Although the solicitor in question who was said to have given the claimant the necessary independent advice did not give evidence, an attendance note recording a conference and a letter from the solicitor were both before the Court, and Silber J had no hesitation (at paragraph 80) of making a number of relatively severe criticisms of the steps taken by the solicitor, and hence of the independence of the advice he could give; not the least of these was that he did not see her in the absence of her son, and that the letter in which advice was given was sent to someone who could not read, and it appeared that the solicitor took no steps to ensure that she had the letter read to her in terms she could understand.
Silber J therefore declared himself satisfied that the transaction was to be set aside because the presumption of undue influence could not be disproved by the CPS. Although he did not then need to go on to consider the claim of non est factum, he noted that the plea enabled a party to avoid an agreement if that party was permanently or temporarily unable, through no fault of its own, to have any real understanding of the purport of the document, irrespective of whether this inability arises from defective education or any incapacity (Saunders v Anglia Building Society  AC 1004, 1015-1016). The judge noted the reluctance of the Courts to allow people to avoid transactions under this head, and, on the basis of the evidence before him concluded (at paragraph 90) that “In this case there is no evidence as to what the claimant thought she was signing.
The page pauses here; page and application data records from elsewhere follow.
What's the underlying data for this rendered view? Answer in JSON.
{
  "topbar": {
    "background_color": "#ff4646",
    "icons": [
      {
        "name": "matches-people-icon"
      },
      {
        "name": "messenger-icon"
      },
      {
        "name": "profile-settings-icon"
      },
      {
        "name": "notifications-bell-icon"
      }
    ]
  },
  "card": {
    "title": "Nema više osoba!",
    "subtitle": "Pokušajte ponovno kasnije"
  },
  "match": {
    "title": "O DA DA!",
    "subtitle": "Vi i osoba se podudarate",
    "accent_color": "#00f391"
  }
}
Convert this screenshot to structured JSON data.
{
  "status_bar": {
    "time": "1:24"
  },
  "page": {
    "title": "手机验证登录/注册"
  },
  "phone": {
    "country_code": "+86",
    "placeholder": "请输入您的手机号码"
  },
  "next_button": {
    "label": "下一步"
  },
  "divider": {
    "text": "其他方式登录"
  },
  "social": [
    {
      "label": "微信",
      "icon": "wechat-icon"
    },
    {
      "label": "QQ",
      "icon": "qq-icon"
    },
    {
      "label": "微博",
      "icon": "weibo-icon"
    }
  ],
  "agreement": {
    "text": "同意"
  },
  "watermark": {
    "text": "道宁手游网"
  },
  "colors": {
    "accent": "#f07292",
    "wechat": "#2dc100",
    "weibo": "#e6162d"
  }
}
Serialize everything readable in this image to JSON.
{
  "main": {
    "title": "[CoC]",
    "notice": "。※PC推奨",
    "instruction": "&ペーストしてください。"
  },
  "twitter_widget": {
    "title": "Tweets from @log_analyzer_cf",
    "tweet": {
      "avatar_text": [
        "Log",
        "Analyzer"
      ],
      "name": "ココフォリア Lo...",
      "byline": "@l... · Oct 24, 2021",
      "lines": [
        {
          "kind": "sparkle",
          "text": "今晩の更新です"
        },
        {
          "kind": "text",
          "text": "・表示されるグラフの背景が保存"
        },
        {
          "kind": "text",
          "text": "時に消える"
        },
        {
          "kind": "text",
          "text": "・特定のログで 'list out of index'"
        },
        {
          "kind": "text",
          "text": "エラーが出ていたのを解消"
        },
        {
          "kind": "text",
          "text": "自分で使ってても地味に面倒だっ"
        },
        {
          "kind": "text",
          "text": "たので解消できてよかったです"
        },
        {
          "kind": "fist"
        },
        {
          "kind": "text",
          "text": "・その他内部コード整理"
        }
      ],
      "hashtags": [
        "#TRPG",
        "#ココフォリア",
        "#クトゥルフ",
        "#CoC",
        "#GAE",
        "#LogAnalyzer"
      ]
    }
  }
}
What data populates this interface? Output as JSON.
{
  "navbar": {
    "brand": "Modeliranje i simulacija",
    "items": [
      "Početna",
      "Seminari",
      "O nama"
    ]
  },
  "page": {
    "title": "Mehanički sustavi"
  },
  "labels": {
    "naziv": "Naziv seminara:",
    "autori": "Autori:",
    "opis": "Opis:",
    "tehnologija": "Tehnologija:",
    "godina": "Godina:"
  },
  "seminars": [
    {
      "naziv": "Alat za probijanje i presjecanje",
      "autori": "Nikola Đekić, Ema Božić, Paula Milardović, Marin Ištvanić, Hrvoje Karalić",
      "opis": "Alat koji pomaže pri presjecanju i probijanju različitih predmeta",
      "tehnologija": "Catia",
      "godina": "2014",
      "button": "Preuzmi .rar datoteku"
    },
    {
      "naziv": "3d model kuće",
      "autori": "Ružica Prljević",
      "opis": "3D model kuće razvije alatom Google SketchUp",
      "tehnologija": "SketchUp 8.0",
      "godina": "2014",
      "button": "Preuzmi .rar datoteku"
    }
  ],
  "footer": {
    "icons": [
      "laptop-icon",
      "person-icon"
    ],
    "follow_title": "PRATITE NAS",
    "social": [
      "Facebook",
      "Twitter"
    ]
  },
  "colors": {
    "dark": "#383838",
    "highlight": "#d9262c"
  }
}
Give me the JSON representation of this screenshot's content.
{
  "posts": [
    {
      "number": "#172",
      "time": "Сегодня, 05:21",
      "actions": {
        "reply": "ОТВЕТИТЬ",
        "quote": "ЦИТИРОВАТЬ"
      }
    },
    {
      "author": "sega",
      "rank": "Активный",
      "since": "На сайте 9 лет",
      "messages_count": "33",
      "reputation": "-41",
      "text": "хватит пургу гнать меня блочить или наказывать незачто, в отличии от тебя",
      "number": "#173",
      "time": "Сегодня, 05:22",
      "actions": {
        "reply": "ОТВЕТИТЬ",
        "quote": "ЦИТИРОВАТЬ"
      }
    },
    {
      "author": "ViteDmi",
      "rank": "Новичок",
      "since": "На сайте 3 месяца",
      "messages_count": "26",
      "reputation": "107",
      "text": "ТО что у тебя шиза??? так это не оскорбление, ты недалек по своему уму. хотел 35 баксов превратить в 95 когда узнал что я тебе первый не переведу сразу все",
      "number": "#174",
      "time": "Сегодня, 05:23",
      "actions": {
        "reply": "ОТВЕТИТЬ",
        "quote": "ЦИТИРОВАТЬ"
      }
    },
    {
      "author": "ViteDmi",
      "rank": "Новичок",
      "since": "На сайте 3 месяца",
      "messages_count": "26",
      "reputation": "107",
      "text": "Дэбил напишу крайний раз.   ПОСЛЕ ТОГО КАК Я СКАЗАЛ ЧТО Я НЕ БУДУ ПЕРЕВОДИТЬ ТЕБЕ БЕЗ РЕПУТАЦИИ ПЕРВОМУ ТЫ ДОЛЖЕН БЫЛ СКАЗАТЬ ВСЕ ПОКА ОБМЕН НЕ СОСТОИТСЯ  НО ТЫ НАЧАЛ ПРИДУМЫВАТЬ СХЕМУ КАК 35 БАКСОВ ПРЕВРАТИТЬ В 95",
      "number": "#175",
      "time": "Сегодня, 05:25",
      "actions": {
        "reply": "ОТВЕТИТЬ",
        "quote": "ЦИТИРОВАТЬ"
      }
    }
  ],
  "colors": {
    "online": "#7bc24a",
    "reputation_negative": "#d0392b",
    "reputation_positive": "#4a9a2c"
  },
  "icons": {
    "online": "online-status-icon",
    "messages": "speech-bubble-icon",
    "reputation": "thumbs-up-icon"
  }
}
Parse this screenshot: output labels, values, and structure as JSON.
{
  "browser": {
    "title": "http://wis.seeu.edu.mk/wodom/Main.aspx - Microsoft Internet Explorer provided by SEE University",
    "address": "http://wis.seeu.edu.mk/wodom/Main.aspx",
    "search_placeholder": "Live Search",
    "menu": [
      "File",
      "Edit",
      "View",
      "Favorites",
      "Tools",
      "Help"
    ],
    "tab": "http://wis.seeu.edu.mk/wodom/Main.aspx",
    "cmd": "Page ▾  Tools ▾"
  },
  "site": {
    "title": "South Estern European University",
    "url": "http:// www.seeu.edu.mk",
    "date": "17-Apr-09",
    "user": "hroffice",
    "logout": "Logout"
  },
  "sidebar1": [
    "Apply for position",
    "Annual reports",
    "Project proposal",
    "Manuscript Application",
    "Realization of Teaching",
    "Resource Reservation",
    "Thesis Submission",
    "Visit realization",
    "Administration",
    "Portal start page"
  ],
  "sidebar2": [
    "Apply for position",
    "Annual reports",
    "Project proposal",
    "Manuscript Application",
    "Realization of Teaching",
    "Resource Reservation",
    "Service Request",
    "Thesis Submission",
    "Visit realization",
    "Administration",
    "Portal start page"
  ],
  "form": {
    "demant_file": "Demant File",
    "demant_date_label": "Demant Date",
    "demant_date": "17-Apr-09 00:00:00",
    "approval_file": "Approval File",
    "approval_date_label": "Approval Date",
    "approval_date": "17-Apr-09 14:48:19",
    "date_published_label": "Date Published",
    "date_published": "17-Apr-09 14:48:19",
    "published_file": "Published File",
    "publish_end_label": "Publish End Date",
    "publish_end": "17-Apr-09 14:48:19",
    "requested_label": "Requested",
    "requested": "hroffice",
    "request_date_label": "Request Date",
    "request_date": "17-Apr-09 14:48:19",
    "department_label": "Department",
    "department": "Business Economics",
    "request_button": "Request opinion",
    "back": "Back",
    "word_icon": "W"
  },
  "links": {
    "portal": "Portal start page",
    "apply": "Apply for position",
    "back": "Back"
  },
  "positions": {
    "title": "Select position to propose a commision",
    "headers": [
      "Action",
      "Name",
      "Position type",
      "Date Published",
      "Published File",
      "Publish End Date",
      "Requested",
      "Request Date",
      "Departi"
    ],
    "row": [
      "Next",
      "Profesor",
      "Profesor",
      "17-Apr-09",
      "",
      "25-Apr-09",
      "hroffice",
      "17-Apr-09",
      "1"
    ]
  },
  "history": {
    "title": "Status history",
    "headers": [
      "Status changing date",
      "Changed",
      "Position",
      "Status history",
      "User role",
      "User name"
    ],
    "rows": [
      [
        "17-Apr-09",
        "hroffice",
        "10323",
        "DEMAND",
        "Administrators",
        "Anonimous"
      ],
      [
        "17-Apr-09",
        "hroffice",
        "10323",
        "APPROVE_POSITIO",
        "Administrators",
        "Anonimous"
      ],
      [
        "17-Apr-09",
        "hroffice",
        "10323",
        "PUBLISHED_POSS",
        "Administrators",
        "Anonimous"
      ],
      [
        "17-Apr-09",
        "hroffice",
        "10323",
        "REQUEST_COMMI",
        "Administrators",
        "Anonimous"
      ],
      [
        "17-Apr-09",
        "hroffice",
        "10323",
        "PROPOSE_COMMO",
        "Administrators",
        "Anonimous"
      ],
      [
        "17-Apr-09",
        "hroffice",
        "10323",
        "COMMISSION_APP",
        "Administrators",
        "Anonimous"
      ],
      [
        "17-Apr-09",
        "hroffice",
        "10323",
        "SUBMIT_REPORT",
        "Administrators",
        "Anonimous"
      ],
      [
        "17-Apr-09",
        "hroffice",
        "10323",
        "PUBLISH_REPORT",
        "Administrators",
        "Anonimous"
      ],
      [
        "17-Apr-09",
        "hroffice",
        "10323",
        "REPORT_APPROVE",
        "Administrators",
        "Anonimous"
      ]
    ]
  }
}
She might well have realised that she was transferring the house to the second defendant. In other words, she has failed to discharge the burden on her and for that reason, this claim must fail.”
Comment: As noted at the outset, this is not strictly a case involving lack of capacity (and, indeed, the judge was careful not to make a finding that the claimant, notwithstanding her evident disabilities, did not have capacity to take the relevant decision at the relevant time). However, it serves both as a useful summary (albeit on rather odd facts) of the case-law on presumed influence, and also an object lesson in the steps that are necessary for those advising the vulnerable to take when they are engaged in a transaction involving anyone potentially capable of overbearing their will.